  • Kelly Williamson

    P.S. Not showing off, just proving that I have more than an iPod since you asked.
    Music: Music Hall M9.0T; Jolida Tube Phono Stage; Rega Jupiter CDP; Aragon 8008 BB Dual Mono Amps x2; Aragon 28K Pre; Polk LSi7M; MIT 330 IC and MIT 750 Speaker Cable (Bi-Wire)
    Movies: Samsung 75 4K; Rotel 1575 Pre/Pro; Polk RtiA9 x5; SVS Ultra PB13 x2; Emotiva XPA5; and Sony PS3 as Blu Ray.

  • Archimago

    Couple of comments:

    1. Jitter from modern equipment already very low. Thus as others have suggested, arguable that it’s even audible. After all these years, no good demonstration of audible jitter unless extreme.

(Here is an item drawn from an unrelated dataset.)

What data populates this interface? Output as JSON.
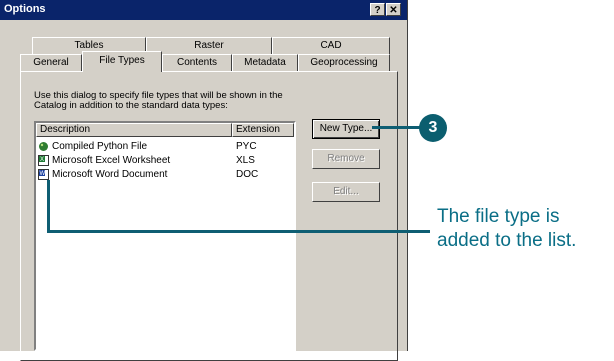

    2. What is the quality of the upsampling/downsampling algorithm being implemented here to get everything to 96kHz? Realize that 44.1/88.2kHz samplerates are being upsampled to a non-integer factor with this device.

    For $400, would have been more impressive if there’s at least a way for this to detect the base frequency and perhaps output at either 88.2/96kHz if desired. Even better since it accepts up to 192kHz, provide upsampling/reclocking to 176.4/192kHz so as not to downsample hi-res files.

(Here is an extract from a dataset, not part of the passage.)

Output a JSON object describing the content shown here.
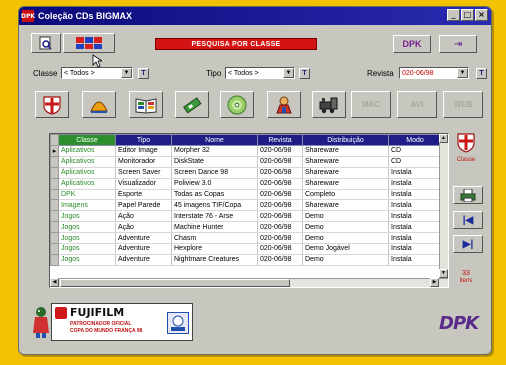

  • Lewis Besze

    People still chasing the jitter dragon. As pointed out these days that’s hardly an issue, nor it ever was compared to the limitation of analog playback formats, or the ever remaining weakest link of any system: Speakers. One can also throw in the room acoustics as most of us don’t have correctly treated place to listen let alone truly evaluate individual components .But no worries, there is always the entertainment value of such writeups.

  • Jim Milton

    In fairness, the Remedy is best suited for streaming devices or laptops which have notoriously high jitter compared to more “audiophile” equipment. I found it to improve upon 44.1/16 sound quality. The improvement was not subtle to me, however YMMV.

  • S. Fish

    Hello Kelly, I read the thread above with interest. I think with a bit of understanding of how music is digitized and re-assembled for listening may help you to appreciate the remedy reclocker. I have one on order so haven’t yet heard it but I can tell you from previous experience of upgrading clocks in CDPs that it can make a huge difference. The accuracy of the clock will determine the accuracy of the time space between samples. Jitter is the measure of how variable that time space is. For a 44 kHz sample rate, the time between samples should be 2273 pico seconds (millionths of a second). An Apple TV, for example, has a jitter of approx. 530 psec.This means that the sample time may move around it’s theoretical time point by plus or minus 530 psec. That’s an error of up to 23%. With that type of error, you can picture in your head what it does to the signal. Instead of being able to reconstruct the music accurately, you end up with an approximation of the original music signal along with a high frequency noise overlay. The reclocker simply takes in the stream of samples and reclocks them so that they are more accurately spaced. It also then up samples the signal to 96khz or one sample every 1042 psec. According to the website, the Remedy Reclocker has a jitter of 87 psec or a 4% error vs. the 23% error of the raw signal from the Apple tv. My experience in the past was with a mod to my Onix CDP. I replaced the clock circuitry with a much more accurate clock circuitry bringing my jitter from around 500 psec to 80 psec and there was a very discernible difference. This was 44 kHz 16 bit with no up sampling as with the Remedy Reclocker. In your case, you would have a Rega CDP with 380 psec jitter being improved and up sampled before going to your DAC. The re-clocking will give you an improvement from 17% error coming out of the Rega to the 4% timing error coming out to the Remedy. That’s probably a significant enough change to hear a difference with your gear. As the author pointed out, he heard less improvement depending on the equipment combinations and the original sampling rates. Also, the quality of the recording and quality of the clocks in the analog to digital converters used during the recording process will make a difference (garbage in/garbage out). I’ll let you know my experience when I get the unit.